• [YOUR INSTRUCTIONS]: Having read the material, return every line of it exactly.

• [DATA EXTRACT]:

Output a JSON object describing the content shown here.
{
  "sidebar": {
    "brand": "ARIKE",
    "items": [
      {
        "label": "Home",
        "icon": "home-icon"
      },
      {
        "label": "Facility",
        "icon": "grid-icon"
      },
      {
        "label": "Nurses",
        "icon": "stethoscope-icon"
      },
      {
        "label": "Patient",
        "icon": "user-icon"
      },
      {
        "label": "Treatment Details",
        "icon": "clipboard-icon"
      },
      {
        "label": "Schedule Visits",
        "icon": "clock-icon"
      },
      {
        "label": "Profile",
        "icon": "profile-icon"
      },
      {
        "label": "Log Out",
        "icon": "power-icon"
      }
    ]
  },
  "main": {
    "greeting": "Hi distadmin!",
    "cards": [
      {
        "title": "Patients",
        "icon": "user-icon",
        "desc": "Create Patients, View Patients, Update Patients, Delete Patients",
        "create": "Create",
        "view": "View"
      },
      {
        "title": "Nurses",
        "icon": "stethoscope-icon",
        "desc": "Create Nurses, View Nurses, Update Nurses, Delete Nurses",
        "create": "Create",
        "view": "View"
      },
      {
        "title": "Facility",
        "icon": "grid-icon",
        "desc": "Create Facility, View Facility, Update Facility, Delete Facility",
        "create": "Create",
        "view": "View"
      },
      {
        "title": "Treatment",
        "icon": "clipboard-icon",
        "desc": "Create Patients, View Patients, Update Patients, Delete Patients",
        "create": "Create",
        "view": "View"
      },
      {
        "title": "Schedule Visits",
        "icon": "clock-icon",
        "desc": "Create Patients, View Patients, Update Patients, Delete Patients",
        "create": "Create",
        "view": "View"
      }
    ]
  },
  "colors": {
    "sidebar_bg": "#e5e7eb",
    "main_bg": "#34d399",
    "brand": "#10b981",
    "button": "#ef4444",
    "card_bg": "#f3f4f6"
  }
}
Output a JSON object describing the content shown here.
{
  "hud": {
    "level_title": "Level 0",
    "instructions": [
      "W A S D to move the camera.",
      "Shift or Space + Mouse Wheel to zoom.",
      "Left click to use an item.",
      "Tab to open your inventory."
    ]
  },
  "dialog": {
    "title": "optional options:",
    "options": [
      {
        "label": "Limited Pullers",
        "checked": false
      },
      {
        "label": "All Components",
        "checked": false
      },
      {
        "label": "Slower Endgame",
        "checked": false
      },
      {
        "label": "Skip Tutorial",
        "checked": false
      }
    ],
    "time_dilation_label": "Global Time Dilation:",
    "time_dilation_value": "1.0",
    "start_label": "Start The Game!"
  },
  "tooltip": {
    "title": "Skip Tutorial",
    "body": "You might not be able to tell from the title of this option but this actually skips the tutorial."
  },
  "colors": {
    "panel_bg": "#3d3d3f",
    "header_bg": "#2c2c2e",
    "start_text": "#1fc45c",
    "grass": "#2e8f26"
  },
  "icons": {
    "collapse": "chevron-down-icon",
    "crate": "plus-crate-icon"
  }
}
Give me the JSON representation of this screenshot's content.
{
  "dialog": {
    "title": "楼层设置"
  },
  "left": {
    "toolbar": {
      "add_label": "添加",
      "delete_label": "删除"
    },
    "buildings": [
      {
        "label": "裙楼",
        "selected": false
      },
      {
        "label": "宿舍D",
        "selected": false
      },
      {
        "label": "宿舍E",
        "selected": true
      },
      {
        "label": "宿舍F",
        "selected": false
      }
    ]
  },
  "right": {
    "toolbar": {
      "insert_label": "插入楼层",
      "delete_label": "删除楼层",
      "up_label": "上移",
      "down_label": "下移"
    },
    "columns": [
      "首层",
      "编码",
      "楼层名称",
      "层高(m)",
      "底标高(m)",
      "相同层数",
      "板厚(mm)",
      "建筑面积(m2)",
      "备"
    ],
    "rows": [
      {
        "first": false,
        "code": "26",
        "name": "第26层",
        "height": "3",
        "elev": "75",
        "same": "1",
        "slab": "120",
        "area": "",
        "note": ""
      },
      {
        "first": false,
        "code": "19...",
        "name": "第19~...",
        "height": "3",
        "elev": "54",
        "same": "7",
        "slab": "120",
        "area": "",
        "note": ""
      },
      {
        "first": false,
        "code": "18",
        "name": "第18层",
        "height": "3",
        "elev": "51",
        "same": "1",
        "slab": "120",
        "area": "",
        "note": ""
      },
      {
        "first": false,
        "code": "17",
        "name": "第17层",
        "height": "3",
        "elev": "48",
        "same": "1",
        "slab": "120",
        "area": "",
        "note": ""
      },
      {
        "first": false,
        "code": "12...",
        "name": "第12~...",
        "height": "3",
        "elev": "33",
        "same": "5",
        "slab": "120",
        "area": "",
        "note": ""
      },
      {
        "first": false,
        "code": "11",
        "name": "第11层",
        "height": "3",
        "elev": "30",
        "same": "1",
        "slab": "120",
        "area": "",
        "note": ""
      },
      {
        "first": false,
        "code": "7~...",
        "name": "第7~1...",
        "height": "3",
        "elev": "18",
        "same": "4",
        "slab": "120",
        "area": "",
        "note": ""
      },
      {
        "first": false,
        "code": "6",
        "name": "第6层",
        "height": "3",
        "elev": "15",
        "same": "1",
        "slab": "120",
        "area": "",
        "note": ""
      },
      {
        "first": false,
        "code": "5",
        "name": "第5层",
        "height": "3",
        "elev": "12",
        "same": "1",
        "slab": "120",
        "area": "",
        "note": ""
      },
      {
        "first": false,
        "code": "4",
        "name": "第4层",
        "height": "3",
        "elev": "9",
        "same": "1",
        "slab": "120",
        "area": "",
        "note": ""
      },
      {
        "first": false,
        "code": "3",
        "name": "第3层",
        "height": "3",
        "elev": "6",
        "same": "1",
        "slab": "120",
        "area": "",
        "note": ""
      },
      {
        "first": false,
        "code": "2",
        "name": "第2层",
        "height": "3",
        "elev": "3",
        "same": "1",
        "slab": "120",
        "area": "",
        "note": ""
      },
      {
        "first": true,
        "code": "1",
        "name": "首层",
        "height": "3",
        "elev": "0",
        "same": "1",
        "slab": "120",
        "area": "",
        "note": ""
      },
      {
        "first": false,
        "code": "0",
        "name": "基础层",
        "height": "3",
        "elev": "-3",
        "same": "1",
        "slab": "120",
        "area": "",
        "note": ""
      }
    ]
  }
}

• [RESPONSE]:
Output a JSON object describing the content shown here.
{
  "sidebar": {
    "brand": "ARIKE",
    "items": [
      {
        "label": "Home",
        "icon": "home-icon"
      },
      {
        "label": "Facility",
        "icon": "grid-icon"
      },
      {
        "label": "Nurses",
        "icon": "stethoscope-icon"
      },
      {
        "label": "Patient",
        "icon": "user-icon"
      },
      {
        "label": "Treatment Details",
        "icon": "clipboard-icon"
      },
      {
        "label": "Schedule Visits",
        "icon": "clock-icon"
      },
      {
        "label": "Profile",
        "icon": "profile-icon"
      },
      {
        "label": "Log Out",
        "icon": "power-icon"
      }
    ]
  },
  "main": {
    "greeting": "Hi distadmin!",
    "cards": [
      {
        "title": "Patients",
        "icon": "user-icon",
        "desc": "Create Patients, View Patients, Update Patients, Delete Patients",
        "create": "Create",
        "view": "View"
      },
      {
        "title": "Nurses",
        "icon": "stethoscope-icon",
        "desc": "Create Nurses, View Nurses, Update Nurses, Delete Nurses",
        "create": "Create",
        "view": "View"
      },
      {
        "title": "Facility",
        "icon": "grid-icon",
        "desc": "Create Facility, View Facility, Update Facility, Delete Facility",
        "create": "Create",
        "view": "View"
      },
      {
        "title": "Treatment",
        "icon": "clipboard-icon",
        "desc": "Create Patients, View Patients, Update Patients, Delete Patients",
        "create": "Create",
        "view": "View"
      },
      {
        "title": "Schedule Visits",
        "icon": "clock-icon",
        "desc": "Create Patients, View Patients, Update Patients, Delete Patients",
        "create": "Create",
        "view": "View"
      }
    ]
  },
  "colors": {
    "sidebar_bg": "#e5e7eb",
    "main_bg": "#34d399",
    "brand": "#10b981",
    "button": "#ef4444",
    "card_bg": "#f3f4f6"
  }
}
Output a JSON object describing the content shown here.
{
  "hud": {
    "level_title": "Level 0",
    "instructions": [
      "W A S D to move the camera.",
      "Shift or Space + Mouse Wheel to zoom.",
      "Left click to use an item.",
      "Tab to open your inventory."
    ]
  },
  "dialog": {
    "title": "optional options:",
    "options": [
      {
        "label": "Limited Pullers",
        "checked": false
      },
      {
        "label": "All Components",
        "checked": false
      },
      {
        "label": "Slower Endgame",
        "checked": false
      },
      {
        "label": "Skip Tutorial",
        "checked": false
      }
    ],
    "time_dilation_label": "Global Time Dilation:",
    "time_dilation_value": "1.0",
    "start_label": "Start The Game!"
  },
  "tooltip": {
    "title": "Skip Tutorial",
    "body": "You might not be able to tell from the title of this option but this actually skips the tutorial."
  },
  "colors": {
    "panel_bg": "#3d3d3f",
    "header_bg": "#2c2c2e",
    "start_text": "#1fc45c",
    "grass": "#2e8f26"
  },
  "icons": {
    "collapse": "chevron-down-icon",
    "crate": "plus-crate-icon"
  }
}
Give me the JSON representation of this screenshot's content.
{
  "dialog": {
    "title": "楼层设置"
  },
  "left": {
    "toolbar": {
      "add_label": "添加",
      "delete_label": "删除"
    },
    "buildings": [
      {
        "label": "裙楼",
        "selected": false
      },
      {
        "label": "宿舍D",
        "selected": false
      },
      {
        "label": "宿舍E",
        "selected": true
      },
      {
        "label": "宿舍F",
        "selected": false
      }
    ]
  },
  "right": {
    "toolbar": {
      "insert_label": "插入楼层",
      "delete_label": "删除楼层",
      "up_label": "上移",
      "down_label": "下移"
    },
    "columns": [
      "首层",
      "编码",
      "楼层名称",
      "层高(m)",
      "底标高(m)",
      "相同层数",
      "板厚(mm)",
      "建筑面积(m2)",
      "备"
    ],
    "rows": [
      {
        "first": false,
        "code": "26",
        "name": "第26层",
        "height": "3",
        "elev": "75",
        "same": "1",
        "slab": "120",
        "area": "",
        "note": ""
      },
      {
        "first": false,
        "code": "19...",
        "name": "第19~...",
        "height": "3",
        "elev": "54",
        "same": "7",
        "slab": "120",
        "area": "",
        "note": ""
      },
      {
        "first": false,
        "code": "18",
        "name": "第18层",
        "height": "3",
        "elev": "51",
        "same": "1",
        "slab": "120",
        "area": "",
        "note": ""
      },
      {
        "first": false,
        "code": "17",
        "name": "第17层",
        "height": "3",
        "elev": "48",
        "same": "1",
        "slab": "120",
        "area": "",
        "note": ""
      },
      {
        "first": false,
        "code": "12...",
        "name": "第12~...",
        "height": "3",
        "elev": "33",
        "same": "5",
        "slab": "120",
        "area": "",
        "note": ""
      },
      {
        "first": false,
        "code": "11",
        "name": "第11层",
        "height": "3",
        "elev": "30",
        "same": "1",
        "slab": "120",
        "area": "",
        "note": ""
      },
      {
        "first": false,
        "code": "7~...",
        "name": "第7~1...",
        "height": "3",
        "elev": "18",
        "same": "4",
        "slab": "120",
        "area": "",
        "note": ""
      },
      {
        "first": false,
        "code": "6",
        "name": "第6层",
        "height": "3",
        "elev": "15",
        "same": "1",
        "slab": "120",
        "area": "",
        "note": ""
      },
      {
        "first": false,
        "code": "5",
        "name": "第5层",
        "height": "3",
        "elev": "12",
        "same": "1",
        "slab": "120",
        "area": "",
        "note": ""
      },
      {
        "first": false,
        "code": "4",
        "name": "第4层",
        "height": "3",
        "elev": "9",
        "same": "1",
        "slab": "120",
        "area": "",
        "note": ""
      },
      {
        "first": false,
        "code": "3",
        "name": "第3层",
        "height": "3",
        "elev": "6",
        "same": "1",
        "slab": "120",
        "area": "",
        "note": ""
      },
      {
        "first": false,
        "code": "2",
        "name": "第2层",
        "height": "3",
        "elev": "3",
        "same": "1",
        "slab": "120",
        "area": "",
        "note": ""
      },
      {
        "first": true,
        "code": "1",
        "name": "首层",
        "height": "3",
        "elev": "0",
        "same": "1",
        "slab": "120",
        "area": "",
        "note": ""
      },
      {
        "first": false,
        "code": "0",
        "name": "基础层",
        "height": "3",
        "elev": "-3",
        "same": "1",
        "slab": "120",
        "area": "",
        "note": ""
      }
    ]
  }
}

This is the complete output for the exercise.